Here's a report:
Continental Airlines became the first of the US legacy airlines to nudge profitability when it reported a net profit from operations of $2m after excluding a one-off $19m charge for the retirement of old aircraft, ahead of analysts' expectations.
Gordon Bethune, chief executive, called the results disappointing and blamed the continued high cost of fuel and price competition, which led yields on its mainline routes to fall 1.6 per cent in the quarter
The high taxes and fuel pushed up Continental's costs per available seat mile by 8.7 per cent to 9.42 cents from 8.67 cents. Delta, however, reported a higher cost structure.
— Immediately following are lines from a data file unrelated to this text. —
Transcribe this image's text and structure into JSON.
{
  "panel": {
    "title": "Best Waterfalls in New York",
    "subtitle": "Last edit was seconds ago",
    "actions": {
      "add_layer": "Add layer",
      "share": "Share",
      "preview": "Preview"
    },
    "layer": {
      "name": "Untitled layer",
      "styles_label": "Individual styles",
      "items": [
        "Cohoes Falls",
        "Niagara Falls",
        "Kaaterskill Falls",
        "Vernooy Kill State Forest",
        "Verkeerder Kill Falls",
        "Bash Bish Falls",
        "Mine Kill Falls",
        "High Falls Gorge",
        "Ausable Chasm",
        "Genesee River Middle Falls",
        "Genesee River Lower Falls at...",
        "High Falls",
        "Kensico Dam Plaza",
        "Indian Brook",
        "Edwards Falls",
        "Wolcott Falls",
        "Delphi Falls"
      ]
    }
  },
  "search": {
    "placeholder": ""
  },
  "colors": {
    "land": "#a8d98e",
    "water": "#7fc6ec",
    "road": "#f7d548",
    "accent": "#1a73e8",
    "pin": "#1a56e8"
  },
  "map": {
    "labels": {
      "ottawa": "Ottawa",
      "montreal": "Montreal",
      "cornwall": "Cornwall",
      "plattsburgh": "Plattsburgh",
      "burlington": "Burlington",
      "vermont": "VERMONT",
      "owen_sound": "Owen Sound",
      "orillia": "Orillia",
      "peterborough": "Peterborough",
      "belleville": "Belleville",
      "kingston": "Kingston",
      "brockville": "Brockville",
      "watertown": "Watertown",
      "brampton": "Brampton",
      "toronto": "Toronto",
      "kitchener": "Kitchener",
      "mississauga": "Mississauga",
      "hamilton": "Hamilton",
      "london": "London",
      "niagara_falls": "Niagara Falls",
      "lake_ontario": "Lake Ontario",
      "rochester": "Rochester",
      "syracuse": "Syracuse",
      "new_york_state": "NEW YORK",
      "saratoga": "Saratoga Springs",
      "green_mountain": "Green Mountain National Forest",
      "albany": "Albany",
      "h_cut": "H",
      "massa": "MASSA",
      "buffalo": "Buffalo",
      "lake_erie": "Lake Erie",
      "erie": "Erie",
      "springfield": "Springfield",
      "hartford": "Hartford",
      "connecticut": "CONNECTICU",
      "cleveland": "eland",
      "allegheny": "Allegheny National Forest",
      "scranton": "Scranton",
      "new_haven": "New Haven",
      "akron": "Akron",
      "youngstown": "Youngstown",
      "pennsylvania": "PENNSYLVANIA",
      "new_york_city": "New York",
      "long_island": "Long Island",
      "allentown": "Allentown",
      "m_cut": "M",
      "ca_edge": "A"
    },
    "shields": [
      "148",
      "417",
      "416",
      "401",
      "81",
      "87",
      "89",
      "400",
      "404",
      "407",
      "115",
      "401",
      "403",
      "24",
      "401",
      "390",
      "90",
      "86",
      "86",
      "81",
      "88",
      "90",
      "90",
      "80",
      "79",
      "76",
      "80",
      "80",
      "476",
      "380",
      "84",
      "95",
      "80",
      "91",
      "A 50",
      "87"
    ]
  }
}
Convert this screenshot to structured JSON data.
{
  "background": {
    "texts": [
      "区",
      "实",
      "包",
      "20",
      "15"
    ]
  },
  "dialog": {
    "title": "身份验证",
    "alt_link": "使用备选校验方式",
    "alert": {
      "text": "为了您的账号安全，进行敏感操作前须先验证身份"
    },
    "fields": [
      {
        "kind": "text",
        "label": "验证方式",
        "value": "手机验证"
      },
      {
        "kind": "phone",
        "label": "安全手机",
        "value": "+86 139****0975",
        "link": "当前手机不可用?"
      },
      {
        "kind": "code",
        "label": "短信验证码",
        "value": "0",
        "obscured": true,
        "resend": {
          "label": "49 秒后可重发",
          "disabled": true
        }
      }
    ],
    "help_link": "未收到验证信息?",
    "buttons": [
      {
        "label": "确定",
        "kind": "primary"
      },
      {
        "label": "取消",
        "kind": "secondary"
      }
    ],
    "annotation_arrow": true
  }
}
Its costs rose 9.7 per cent to 10.88 per available seat mile.